Work request :: The answer must consist of every line from the entries below that contains the word "value".

Extracted records ::

_ _ _ _ _ _ _

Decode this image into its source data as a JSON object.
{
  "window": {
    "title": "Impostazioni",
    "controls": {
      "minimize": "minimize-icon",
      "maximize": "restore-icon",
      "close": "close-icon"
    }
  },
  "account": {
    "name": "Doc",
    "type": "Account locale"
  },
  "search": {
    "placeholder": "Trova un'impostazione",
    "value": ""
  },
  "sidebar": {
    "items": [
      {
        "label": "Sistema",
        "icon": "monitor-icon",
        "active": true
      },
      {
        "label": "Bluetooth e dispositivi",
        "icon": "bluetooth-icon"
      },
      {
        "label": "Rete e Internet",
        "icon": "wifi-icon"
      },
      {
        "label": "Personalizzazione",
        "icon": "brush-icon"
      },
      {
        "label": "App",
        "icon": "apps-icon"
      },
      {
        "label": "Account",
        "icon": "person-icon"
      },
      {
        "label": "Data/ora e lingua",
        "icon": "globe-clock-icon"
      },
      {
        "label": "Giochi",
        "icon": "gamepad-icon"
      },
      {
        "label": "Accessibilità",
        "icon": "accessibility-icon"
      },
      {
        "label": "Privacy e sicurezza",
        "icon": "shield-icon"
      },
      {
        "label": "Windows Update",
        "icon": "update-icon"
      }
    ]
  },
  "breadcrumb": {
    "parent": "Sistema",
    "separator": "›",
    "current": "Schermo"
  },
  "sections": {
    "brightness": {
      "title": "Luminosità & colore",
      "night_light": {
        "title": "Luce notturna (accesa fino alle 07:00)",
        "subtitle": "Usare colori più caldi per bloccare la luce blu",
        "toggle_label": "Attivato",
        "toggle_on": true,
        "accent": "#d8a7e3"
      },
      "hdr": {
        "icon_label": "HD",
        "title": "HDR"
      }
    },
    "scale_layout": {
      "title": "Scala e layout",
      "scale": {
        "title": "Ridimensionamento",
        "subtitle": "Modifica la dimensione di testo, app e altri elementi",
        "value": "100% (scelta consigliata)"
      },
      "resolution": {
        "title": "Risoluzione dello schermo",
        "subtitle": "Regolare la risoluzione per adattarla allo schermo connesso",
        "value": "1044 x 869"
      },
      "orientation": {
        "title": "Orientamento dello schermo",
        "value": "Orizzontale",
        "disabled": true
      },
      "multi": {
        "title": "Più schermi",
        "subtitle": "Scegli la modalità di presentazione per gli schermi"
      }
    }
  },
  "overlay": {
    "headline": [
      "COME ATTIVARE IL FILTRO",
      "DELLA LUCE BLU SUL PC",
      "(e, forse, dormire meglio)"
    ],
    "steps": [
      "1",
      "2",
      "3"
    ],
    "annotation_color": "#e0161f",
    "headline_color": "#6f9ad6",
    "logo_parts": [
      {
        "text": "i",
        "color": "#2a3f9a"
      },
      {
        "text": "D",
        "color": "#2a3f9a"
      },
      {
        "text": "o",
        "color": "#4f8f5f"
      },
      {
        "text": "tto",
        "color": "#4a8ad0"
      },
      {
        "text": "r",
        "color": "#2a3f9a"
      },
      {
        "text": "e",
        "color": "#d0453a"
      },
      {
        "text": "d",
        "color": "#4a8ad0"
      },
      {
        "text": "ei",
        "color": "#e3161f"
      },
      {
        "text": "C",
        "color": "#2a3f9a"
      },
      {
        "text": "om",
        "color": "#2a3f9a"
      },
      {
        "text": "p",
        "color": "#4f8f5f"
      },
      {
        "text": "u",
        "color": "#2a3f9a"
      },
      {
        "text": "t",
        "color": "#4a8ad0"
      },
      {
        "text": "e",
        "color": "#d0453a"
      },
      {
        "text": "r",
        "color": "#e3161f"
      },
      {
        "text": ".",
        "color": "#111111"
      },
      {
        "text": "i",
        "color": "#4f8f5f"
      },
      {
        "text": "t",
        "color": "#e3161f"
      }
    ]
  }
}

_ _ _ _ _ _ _

Task result ::
    "value": ""
        "value": "100% (scelta consigliata)"
        "value": "1044 x 869"
        "value": "Orizzontale",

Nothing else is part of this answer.